DRIVEN BY intense competition in the digital-TV broadcasting industry, leading production houses and broadcasters have been forced to create quality content not only to attract local viewers, but also to distribute and place Thai ‘soft power’ in overseas
Back in 2010, the “Battle of Angels” – a Thai soap opera revealing a love story among flight attendants – was a massive hit in mainland China and made Thai actor Nawat “Pong” Kulrattanarak one of the most popular overseas actor in that country. T-Pop (Thai-popular) culture via entertainment content remains a force in China to this day, as well as in neighbouring countries.
Takonkiet Viravan, who was behind the success of “Battle of Angels”, now serves as chief executive officer of GMM One Digital TV – the operator of One 31 digital-TV channel – and his production houses, Exact and Scenario, continue to export Thai-made soap operas.
“Since we have our own digital free-to-air TV channels, we have had to increase the number of quality television dramas and situation comedies. And most of them have been sold to our long-time partners,” he said. This year, more than 10 TV soaps and sitcoms are being made by the business for broadcasting via this form of media outlet.
Surapol Perapongpipath, director for sales at GMM One Digital TV, said the company also distributed these finished programmes to neighbouring countries such as Vietnam, Cambodia, Myanmar and China.
Among the exported shows are “Miss Beauty and Talent Thailand, Season 1”, “News Syndrome” and “Leh Ratree”.
“After our shows were aired overseas, our actors and actress also became well-known in those countries. This was a great chance for talented Thai artists to broaden their overseas fan base,” he said.
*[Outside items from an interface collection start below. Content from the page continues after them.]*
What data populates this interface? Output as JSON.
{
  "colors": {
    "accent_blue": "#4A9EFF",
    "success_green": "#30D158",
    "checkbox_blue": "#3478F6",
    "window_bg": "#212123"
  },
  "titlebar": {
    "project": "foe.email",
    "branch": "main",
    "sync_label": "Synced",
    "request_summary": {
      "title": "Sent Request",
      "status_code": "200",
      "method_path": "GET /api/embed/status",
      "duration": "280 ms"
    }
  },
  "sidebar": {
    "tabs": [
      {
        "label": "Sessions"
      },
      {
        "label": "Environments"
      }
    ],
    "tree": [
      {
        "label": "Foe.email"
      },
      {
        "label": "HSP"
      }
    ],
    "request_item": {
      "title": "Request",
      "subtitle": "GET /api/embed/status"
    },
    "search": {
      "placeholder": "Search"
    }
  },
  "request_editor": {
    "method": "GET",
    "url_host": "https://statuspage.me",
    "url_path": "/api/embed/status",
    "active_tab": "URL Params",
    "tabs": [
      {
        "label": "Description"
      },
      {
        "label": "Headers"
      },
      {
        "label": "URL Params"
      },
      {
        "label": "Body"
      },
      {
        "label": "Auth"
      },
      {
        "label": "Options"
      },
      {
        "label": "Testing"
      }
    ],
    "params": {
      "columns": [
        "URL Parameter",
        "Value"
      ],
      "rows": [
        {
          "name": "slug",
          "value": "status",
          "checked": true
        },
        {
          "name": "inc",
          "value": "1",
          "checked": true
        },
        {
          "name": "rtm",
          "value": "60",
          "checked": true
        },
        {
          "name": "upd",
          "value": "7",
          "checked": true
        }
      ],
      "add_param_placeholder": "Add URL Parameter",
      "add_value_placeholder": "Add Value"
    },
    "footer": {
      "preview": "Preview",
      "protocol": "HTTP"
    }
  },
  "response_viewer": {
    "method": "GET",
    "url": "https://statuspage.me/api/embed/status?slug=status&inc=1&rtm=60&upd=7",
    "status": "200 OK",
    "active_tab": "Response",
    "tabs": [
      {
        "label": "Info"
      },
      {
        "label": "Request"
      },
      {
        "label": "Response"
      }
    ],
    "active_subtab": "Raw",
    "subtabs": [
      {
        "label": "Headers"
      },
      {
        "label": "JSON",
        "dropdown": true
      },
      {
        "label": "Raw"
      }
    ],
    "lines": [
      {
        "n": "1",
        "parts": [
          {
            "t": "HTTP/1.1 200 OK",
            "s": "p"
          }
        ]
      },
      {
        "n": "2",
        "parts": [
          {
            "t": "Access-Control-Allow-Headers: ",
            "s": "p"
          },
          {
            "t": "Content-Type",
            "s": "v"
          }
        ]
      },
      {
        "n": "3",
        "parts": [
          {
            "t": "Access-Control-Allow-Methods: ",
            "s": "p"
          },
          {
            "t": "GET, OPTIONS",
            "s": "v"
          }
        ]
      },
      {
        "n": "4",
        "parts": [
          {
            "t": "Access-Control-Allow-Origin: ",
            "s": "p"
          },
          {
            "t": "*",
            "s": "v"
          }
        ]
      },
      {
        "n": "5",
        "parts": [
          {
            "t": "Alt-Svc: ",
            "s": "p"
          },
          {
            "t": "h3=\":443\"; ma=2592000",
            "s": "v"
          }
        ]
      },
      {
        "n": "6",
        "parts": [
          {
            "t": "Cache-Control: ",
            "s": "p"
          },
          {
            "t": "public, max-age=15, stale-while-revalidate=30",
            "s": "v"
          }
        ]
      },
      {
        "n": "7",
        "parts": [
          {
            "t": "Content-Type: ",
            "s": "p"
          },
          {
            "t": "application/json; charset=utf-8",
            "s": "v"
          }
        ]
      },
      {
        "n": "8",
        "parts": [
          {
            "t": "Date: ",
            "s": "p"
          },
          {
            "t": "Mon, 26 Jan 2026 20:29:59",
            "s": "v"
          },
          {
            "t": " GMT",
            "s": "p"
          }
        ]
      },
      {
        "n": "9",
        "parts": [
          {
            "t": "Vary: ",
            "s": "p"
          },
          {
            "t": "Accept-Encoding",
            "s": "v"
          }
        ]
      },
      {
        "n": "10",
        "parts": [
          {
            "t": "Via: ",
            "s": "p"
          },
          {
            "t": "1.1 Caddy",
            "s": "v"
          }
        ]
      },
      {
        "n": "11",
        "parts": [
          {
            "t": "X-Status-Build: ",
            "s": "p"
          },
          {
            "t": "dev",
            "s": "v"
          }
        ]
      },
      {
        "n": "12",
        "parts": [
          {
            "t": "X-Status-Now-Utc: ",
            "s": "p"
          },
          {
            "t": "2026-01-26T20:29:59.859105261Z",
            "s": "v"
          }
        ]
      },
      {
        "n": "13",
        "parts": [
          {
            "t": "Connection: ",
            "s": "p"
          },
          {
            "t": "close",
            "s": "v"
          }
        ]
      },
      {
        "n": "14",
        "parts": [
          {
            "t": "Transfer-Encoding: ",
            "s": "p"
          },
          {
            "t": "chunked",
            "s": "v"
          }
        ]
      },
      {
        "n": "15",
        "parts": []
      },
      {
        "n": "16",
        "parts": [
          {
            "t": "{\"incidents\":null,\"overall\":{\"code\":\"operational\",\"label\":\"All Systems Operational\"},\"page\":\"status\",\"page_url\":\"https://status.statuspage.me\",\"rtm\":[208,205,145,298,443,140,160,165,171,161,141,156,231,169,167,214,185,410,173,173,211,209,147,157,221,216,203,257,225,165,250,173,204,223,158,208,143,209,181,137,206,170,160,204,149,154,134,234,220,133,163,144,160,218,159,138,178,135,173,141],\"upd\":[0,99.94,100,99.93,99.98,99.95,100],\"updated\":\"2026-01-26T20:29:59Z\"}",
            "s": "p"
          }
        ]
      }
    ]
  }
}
Srisuda Wanapinyosak, deputy governor for international marketing (Asia and South Pacific) at the Tourism Authority of Thailand (TAT), told The Nation that the popularity of Thai soap operas and films that had been aired overseas could help raise awareness of the country.
“We realised the importance of T-Pop in some countries, namely Vietnam, the Philippines, Indonesia and China. Therefore, the TAT recently appointed Thai heartthrob actor Mario Maurer as Thai tourism ambassador in those markets,” she explained.
Mario became a sensation in the acting world because of his performances in a number of top-rated films over the past decade: “The Love of Siam” in 2007, “A Little Thing Called Love” in 2010 and “Pee Mak Prakanong” in 2013. The TAT plans to organise a series of Mario meet-and-greet events in China, the Philippines, Vietnam and Indonesia during the remainder of the year, she said.
Saithip Montrikul na Ayudhaya, CEO of GMM Channel Digital TV – the operator of GMM 25 digital-TV station – said a number of finished programmes, such as “Club Friday: The Series, Seasons 1–8”, “Wanna Be Sup’tar” and “Ugly Duckling”, had been sold to Southeast Asian markets.
Among local production houses, Workpoint Entertainment appears to be going further than its peers, as it has exported 19 format programmes to five continents after jumping onto this bandwagon in 1999.
Thanasak Hunarak, the company’s chief business development officer, said Workpoint had sold at least 10 format programmes and another 10 finished programmes to key markets such as France, the United Kingdom, Sweden, Peru, Indonesia, Vietnam, Cambodia, Myanmar, Singapore and the US.